In the copy you make of the entries, no picture should appear, and every word must match.

START RECORDS TO USE

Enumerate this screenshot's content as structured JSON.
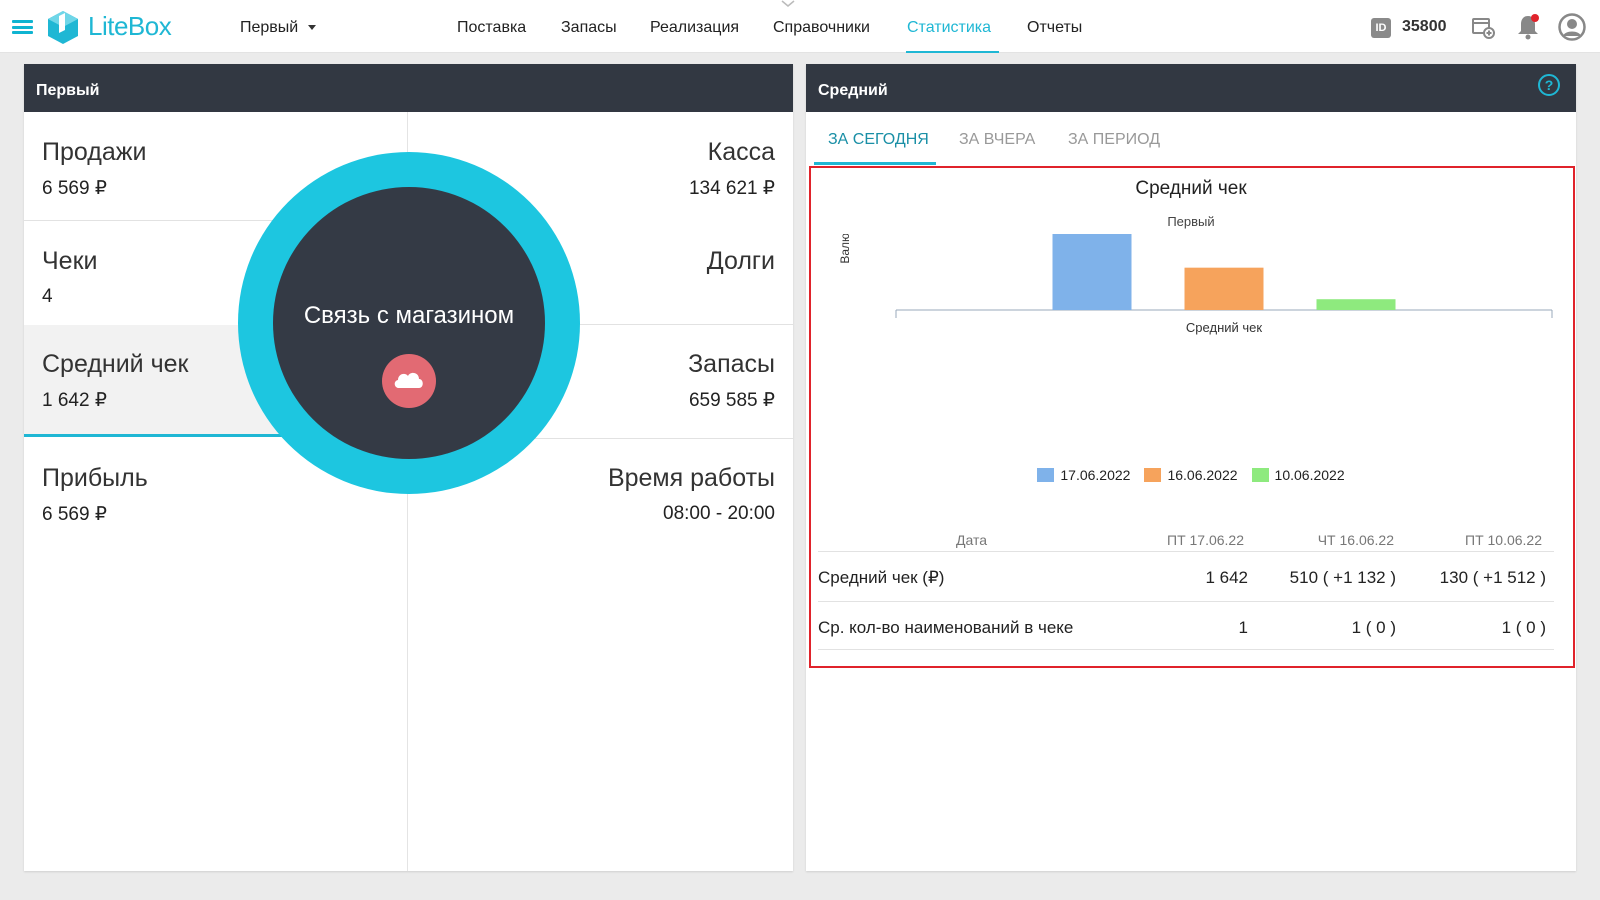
{
  "header": {
    "brand": "LiteBox",
    "store": "Первый",
    "nav": [
      "Поставка",
      "Запасы",
      "Реализация",
      "Справочники",
      "Статистика",
      "Отчеты"
    ],
    "active_nav": "Статистика",
    "id_badge": "ID",
    "id_number": "35800",
    "colors": {
      "accent": "#1fb7d4",
      "notification_dot": "#e0232b"
    }
  },
  "left_panel": {
    "title": "Первый",
    "stats": {
      "sales": {
        "label": "Продажи",
        "value": "6 569 ₽"
      },
      "cash": {
        "label": "Касса",
        "value": "134 621 ₽"
      },
      "checks": {
        "label": "Чеки",
        "value": "4"
      },
      "debts": {
        "label": "Долги",
        "value": ""
      },
      "avg_check": {
        "label": "Средний чек",
        "value": "1 642 ₽"
      },
      "stock": {
        "label": "Запасы",
        "value": "659 585 ₽"
      },
      "profit": {
        "label": "Прибыль",
        "value": "6 569 ₽"
      },
      "hours": {
        "label": "Время работы",
        "value": "08:00 - 20:00"
      }
    }
  },
  "overlay": {
    "text": "Связь с магазином",
    "icon": "cloud-icon"
  },
  "right_panel": {
    "title": "Средний",
    "tabs": [
      "ЗА СЕГОДНЯ",
      "ЗА ВЧЕРА",
      "ЗА ПЕРИОД"
    ],
    "active_tab": "ЗА СЕГОДНЯ",
    "table": {
      "header": [
        "Дата",
        "ПТ 17.06.22",
        "ЧТ 16.06.22",
        "ПТ 10.06.22"
      ],
      "rows": [
        {
          "label": "Средний чек (₽)",
          "values": [
            "1 642",
            "510 ( +1 132 )",
            "130 ( +1 512 )"
          ]
        },
        {
          "label": "Ср. кол-во наименований в чеке",
          "values": [
            "1",
            "1 ( 0 )",
            "1 ( 0 )"
          ]
        }
      ]
    }
  },
  "chart_data": {
    "type": "bar",
    "title": "Средний чек",
    "subtitle": "Первый",
    "ylabel": "Валюта (руб)",
    "xlabel": "Средний чек",
    "categories": [
      "Средний чек"
    ],
    "series": [
      {
        "name": "17.06.2022",
        "values": [
          1642
        ],
        "color": "#7fb2ea"
      },
      {
        "name": "16.06.2022",
        "values": [
          510
        ],
        "color": "#f6a35c"
      },
      {
        "name": "10.06.2022",
        "values": [
          130
        ],
        "color": "#8eea7e"
      }
    ],
    "ylim": [
      0,
      2000
    ],
    "grid": true,
    "legend": "bottom"
  }
}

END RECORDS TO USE

RESULT FOR THIS EXERCISE
Enumerate this screenshot's content as structured JSON.
{
  "header": {
    "brand": "LiteBox",
    "store": "Первый",
    "nav": [
      "Поставка",
      "Запасы",
      "Реализация",
      "Справочники",
      "Статистика",
      "Отчеты"
    ],
    "active_nav": "Статистика",
    "id_badge": "ID",
    "id_number": "35800",
    "colors": {
      "accent": "#1fb7d4",
      "notification_dot": "#e0232b"
    }
  },
  "left_panel": {
    "title": "Первый",
    "stats": {
      "sales": {
        "label": "Продажи",
        "value": "6 569 ₽"
      },
      "cash": {
        "label": "Касса",
        "value": "134 621 ₽"
      },
      "checks": {
        "label": "Чеки",
        "value": "4"
      },
      "debts": {
        "label": "Долги",
        "value": ""
      },
      "avg_check": {
        "label": "Средний чек",
        "value": "1 642 ₽"
      },
      "stock": {
        "label": "Запасы",
        "value": "659 585 ₽"
      },
      "profit": {
        "label": "Прибыль",
        "value": "6 569 ₽"
      },
      "hours": {
        "label": "Время работы",
        "value": "08:00 - 20:00"
      }
    }
  },
  "overlay": {
    "text": "Связь с магазином",
    "icon": "cloud-icon"
  },
  "right_panel": {
    "title": "Средний",
    "tabs": [
      "ЗА СЕГОДНЯ",
      "ЗА ВЧЕРА",
      "ЗА ПЕРИОД"
    ],
    "active_tab": "ЗА СЕГОДНЯ",
    "table": {
      "header": [
        "Дата",
        "ПТ 17.06.22",
        "ЧТ 16.06.22",
        "ПТ 10.06.22"
      ],
      "rows": [
        {
          "label": "Средний чек (₽)",
          "values": [
            "1 642",
            "510 ( +1 132 )",
            "130 ( +1 512 )"
          ]
        },
        {
          "label": "Ср. кол-во наименований в чеке",
          "values": [
            "1",
            "1 ( 0 )",
            "1 ( 0 )"
          ]
        }
      ]
    }
  },
  "chart_data": {
    "type": "bar",
    "title": "Средний чек",
    "subtitle": "Первый",
    "ylabel": "Валюта (руб)",
    "xlabel": "Средний чек",
    "categories": [
      "Средний чек"
    ],
    "series": [
      {
        "name": "17.06.2022",
        "values": [
          1642
        ],
        "color": "#7fb2ea"
      },
      {
        "name": "16.06.2022",
        "values": [
          510
        ],
        "color": "#f6a35c"
      },
      {
        "name": "10.06.2022",
        "values": [
          130
        ],
        "color": "#8eea7e"
      }
    ],
    "ylim": [
      0,
      2000
    ],
    "grid": true,
    "legend": "bottom"
  }
}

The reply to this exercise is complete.